## [Work required]
In which lines of the data does the string "this" appear? Copy every one.

## [Records for processing]
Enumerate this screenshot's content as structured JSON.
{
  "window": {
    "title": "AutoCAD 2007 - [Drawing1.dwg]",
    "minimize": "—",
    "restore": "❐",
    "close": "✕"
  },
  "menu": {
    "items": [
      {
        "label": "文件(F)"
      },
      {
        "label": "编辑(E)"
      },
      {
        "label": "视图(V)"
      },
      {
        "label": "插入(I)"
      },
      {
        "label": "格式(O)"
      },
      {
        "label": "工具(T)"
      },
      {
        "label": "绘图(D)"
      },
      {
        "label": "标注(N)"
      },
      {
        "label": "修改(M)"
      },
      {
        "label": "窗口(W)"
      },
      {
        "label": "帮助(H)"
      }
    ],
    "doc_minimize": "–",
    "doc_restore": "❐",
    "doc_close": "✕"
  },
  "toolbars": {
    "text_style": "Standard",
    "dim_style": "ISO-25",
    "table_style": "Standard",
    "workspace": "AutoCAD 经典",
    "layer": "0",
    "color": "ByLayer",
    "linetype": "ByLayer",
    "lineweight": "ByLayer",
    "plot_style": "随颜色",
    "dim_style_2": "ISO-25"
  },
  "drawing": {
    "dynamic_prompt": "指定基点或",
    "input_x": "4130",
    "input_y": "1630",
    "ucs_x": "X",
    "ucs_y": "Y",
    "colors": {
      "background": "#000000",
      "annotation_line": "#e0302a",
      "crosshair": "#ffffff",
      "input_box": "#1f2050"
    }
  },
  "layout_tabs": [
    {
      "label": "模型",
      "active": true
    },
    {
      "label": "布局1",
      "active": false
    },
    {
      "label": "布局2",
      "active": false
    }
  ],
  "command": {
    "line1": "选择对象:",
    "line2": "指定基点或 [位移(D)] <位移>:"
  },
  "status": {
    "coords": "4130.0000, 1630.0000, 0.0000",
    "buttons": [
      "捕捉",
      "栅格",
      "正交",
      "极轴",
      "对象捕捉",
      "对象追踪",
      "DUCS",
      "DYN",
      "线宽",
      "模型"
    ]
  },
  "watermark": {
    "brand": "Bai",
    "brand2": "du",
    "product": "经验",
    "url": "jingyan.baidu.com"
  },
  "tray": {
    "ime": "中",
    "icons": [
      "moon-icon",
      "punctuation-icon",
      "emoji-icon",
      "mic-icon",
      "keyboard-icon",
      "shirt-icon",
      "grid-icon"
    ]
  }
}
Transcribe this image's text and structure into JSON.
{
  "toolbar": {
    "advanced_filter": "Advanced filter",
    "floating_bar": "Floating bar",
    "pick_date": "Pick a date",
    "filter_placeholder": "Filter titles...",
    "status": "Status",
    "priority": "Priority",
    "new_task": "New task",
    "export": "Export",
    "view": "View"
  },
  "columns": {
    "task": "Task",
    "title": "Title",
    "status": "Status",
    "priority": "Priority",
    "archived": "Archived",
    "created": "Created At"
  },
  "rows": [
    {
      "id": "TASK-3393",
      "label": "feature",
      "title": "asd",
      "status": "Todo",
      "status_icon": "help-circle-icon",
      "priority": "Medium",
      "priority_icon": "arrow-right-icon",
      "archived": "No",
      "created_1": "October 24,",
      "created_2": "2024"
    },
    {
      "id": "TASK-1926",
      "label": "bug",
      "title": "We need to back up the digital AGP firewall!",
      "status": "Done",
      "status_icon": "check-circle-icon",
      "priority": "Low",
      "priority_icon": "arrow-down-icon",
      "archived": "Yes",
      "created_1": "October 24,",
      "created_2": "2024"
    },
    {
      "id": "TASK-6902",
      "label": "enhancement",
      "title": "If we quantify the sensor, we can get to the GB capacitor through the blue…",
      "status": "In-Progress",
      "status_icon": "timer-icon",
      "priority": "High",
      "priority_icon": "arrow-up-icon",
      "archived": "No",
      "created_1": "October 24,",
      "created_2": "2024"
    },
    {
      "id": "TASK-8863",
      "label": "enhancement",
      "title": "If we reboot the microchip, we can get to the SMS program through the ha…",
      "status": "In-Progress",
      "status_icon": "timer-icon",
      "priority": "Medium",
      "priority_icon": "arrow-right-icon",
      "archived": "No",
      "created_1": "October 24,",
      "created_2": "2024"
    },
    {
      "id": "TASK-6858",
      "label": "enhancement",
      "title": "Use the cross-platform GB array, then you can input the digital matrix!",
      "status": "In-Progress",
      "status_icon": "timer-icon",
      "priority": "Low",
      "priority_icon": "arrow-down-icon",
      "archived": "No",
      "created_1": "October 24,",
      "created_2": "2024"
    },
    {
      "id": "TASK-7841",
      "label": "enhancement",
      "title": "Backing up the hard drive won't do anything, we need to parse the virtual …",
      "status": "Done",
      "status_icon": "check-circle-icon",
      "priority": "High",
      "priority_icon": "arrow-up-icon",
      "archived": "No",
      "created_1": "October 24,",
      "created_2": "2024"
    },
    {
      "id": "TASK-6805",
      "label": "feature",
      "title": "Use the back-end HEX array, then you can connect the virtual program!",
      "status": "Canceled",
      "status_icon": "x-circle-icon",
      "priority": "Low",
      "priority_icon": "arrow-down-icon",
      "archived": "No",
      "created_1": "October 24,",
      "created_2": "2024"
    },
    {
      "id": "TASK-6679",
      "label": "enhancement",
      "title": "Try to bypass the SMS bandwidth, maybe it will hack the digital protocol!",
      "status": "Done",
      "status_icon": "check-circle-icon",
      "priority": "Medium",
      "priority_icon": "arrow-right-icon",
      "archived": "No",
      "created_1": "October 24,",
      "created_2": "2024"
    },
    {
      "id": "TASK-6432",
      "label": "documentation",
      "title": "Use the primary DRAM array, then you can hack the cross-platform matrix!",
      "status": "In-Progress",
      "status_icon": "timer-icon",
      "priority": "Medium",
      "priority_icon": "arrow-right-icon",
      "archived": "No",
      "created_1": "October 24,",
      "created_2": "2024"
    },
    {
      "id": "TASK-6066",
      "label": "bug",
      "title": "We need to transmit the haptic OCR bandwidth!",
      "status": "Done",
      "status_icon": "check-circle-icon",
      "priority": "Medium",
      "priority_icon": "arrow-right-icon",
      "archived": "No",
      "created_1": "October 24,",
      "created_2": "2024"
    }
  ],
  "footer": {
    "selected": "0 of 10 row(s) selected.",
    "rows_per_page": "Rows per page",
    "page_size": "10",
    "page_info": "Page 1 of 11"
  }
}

## [Task answer]
Enumerate this screenshot's content as structured JSON.
Transcribe this image's text and structure into JSON.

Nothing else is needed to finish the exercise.